The Fruits of Forbidden Love: Star-Crossed Scandals in Biographies

In her lifetime, Nelly Ternan went by nearly a dozen names and nicknames, including “the Princess” and “the Dear One.” Yet in her death, she is unknown. The man who loved her, meanwhile, is known to millions as one of the most famous writers in history – Charles Dickens. In “The Invisible Woman,” biographer Claire Tomalin rescues the nearly-erased record of Ternan, who was an 18-year-old actress when the almost-twice-her-age writer met her, fell in love, and changed her life. This being Victorian England, their affair (Dickens was married at the time) was a scandal and Ternan was excluded from biographies of the novelist, though they were not the first, nor the last couple to pursue a doomed romance. Here’s a list of other famous star-crossed lovers.

Andrew Jackson and Rachel Donelson
American Lion by Jon Meacham

When Rachel Donelson met future President Andrew Jackson, she was already married to another man, Lewis Robards. By the time she married Jackson she believed Robards had divorced her, but when it was revealed her first marriage was still intact, Jackson’s opponents used the fact to launch a vindictive smear campaign against the candidate and his wife, who they accused of being a bigamist. Despite the scandal, Jackson won the election, but his beloved wife died suddenly three months before his inauguration, leaving Jackson so heartbroken he refused to surrender her body the night she died, in case she miraculously came back to life. In “American Lion,” Meacham writes about both the private and political life of Jackson, and how his personal life affected his campaign and policies after he became president.

Heloise and Abelard
Heloise and Abelard: A New Biography by James Burge

Romeo and Juliet had nothing on these 11th century lovers, who met when Heloise became a student of the philosopher Abelard.

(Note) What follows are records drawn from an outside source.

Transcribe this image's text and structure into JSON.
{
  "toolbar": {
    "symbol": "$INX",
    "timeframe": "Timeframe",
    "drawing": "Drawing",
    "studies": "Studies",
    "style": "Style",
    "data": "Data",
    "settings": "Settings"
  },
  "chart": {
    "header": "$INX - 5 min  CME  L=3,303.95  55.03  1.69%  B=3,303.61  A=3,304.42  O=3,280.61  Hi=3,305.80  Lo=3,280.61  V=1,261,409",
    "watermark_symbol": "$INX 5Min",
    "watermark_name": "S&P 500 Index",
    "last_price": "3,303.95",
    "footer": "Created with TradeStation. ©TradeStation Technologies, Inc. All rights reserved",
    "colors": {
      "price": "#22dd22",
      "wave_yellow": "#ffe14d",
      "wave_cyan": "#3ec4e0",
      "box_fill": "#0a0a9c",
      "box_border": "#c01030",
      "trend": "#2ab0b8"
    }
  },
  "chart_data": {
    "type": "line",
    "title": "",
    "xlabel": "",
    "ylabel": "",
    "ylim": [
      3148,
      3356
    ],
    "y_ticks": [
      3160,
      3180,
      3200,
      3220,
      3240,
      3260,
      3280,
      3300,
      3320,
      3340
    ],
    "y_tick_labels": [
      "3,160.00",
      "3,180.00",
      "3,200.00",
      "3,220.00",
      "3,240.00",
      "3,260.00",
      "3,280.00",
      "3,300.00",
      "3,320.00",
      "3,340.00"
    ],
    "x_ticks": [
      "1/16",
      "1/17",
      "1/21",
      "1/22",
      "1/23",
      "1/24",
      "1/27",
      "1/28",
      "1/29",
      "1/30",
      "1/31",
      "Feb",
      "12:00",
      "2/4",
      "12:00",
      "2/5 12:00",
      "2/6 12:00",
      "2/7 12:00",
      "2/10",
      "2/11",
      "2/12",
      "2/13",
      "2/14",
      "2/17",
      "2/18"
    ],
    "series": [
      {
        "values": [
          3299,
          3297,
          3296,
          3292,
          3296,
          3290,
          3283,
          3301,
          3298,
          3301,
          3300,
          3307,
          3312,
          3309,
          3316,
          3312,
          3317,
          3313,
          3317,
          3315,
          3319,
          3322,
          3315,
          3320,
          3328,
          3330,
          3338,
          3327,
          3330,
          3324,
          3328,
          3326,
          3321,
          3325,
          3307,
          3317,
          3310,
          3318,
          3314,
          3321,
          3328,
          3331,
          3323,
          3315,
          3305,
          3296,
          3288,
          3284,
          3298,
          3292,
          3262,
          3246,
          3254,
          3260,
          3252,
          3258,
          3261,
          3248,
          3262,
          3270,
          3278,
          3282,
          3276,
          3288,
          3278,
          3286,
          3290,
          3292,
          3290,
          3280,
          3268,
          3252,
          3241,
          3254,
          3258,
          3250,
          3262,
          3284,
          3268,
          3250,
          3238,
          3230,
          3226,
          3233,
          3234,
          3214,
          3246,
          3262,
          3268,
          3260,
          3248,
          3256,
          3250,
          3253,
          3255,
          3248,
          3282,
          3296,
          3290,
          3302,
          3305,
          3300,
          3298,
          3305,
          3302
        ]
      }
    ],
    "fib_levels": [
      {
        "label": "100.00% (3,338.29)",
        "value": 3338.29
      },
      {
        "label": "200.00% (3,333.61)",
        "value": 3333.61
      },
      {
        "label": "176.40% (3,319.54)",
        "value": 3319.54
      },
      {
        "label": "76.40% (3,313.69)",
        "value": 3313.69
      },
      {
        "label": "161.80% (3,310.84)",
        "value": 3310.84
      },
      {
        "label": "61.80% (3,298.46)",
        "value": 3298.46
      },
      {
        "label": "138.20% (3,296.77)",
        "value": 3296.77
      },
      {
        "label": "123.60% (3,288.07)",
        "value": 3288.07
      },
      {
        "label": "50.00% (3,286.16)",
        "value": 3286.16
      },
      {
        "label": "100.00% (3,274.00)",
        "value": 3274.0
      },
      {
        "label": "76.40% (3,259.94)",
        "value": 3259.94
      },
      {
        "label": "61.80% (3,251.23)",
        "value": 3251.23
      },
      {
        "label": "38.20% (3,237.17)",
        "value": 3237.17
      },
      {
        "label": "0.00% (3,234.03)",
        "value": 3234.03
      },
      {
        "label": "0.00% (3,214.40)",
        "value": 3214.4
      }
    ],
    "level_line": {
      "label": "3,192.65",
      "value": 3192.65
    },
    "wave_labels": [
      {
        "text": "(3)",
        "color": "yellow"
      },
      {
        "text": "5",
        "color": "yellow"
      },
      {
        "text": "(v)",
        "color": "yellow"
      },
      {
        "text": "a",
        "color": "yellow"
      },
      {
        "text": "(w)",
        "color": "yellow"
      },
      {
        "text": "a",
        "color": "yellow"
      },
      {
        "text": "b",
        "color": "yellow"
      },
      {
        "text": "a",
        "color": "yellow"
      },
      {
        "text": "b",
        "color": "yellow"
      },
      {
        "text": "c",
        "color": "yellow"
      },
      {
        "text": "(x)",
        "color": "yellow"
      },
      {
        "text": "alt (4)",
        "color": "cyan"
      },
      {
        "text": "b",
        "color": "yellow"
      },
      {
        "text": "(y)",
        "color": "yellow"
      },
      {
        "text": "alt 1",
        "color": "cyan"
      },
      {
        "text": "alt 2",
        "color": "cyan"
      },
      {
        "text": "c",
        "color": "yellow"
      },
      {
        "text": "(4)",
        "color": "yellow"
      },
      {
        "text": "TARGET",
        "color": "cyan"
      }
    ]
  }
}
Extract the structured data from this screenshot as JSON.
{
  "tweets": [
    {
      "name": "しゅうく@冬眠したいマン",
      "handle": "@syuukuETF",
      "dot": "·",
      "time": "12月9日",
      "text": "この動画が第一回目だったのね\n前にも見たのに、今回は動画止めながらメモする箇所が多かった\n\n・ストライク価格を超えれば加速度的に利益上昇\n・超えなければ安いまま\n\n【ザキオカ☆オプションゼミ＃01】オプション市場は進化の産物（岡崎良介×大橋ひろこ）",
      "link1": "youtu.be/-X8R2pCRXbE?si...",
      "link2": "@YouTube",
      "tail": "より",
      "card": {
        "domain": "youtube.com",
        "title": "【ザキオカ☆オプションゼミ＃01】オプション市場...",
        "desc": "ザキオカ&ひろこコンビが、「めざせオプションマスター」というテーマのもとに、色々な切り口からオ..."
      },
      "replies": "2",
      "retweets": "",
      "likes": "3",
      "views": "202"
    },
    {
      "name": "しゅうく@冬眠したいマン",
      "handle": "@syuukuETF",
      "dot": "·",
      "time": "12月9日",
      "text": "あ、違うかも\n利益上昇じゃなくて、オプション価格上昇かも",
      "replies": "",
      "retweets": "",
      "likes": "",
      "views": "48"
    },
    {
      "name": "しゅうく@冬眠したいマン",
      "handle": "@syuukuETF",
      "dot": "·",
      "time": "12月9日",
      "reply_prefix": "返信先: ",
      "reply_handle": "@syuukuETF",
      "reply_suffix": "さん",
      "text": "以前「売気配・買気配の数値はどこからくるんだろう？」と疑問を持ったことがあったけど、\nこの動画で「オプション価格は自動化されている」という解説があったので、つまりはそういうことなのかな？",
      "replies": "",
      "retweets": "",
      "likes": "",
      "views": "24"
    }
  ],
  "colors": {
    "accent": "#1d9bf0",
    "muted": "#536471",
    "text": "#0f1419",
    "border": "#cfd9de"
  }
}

After she bore him a child and their affair was discovered, Heloise’s uncle had Abelard castrated, and the distraught couple took religious vows and spent the rest of their lives apart in monasteries, though they continued to write steamy love letters for the remainder of their lives. For centuries, only eight of these letters had been published, but a discovery of more than one hundred additional fragments give Burge the basis for his book, in which he examines the letters and details the lives of the doomed lovers.

Katharine Hepburn and Spencer Tracy
Spencer Tracy by James Curtis

Spencer Tracy was a married father of two when he met Katharine Hepburn, but the chemistry they shared in movies like “Adam’s Rib” and “Woman of the Year” wasn’t confined to the screen. Though Tracy never left his wife, he lived with Hepburn for nearly thirty years, and played her husband in the final film of his career. In his biography of the great actor, Curtis casts an equally sympathetic eye towards Tracy’s relationship with Hepburn, who he says represented the family he never had, and his wife Louise, who he felt duty-bound to stay with despite his love for another woman.

Ingrid Bergman and Roberto Rossellini
Ingrid: A Personal Biography by Charlotte Chandler

The Swedish movie star whom Humphrey Bogart told “we’ll always have Paris” in “Casablanca” nearly lost everything when she fell in love with the Italian director Roberto Rossellini. Ingrid Bergman was a darling of Hitchcock and David O. Selznick when she took a role in the married Rossellini’s film. When Bergman, who was also married, became pregnant with Rossellini’s child, the ensuing scandal almost destroyed the actress’s career. She was denounced on the floor of the U.S. Senate and couldn’t find work outside Rossellini’s films. She moved to Italy, divorced her husband, and married Rossellini, and they had twin daughters (the actress Isabella and Isotta, a professor.) In her biography, Chandler quotes George Cukor describing Bergman as a “romantic who fell in love intensely,” which, he says, “may have been her undoing.”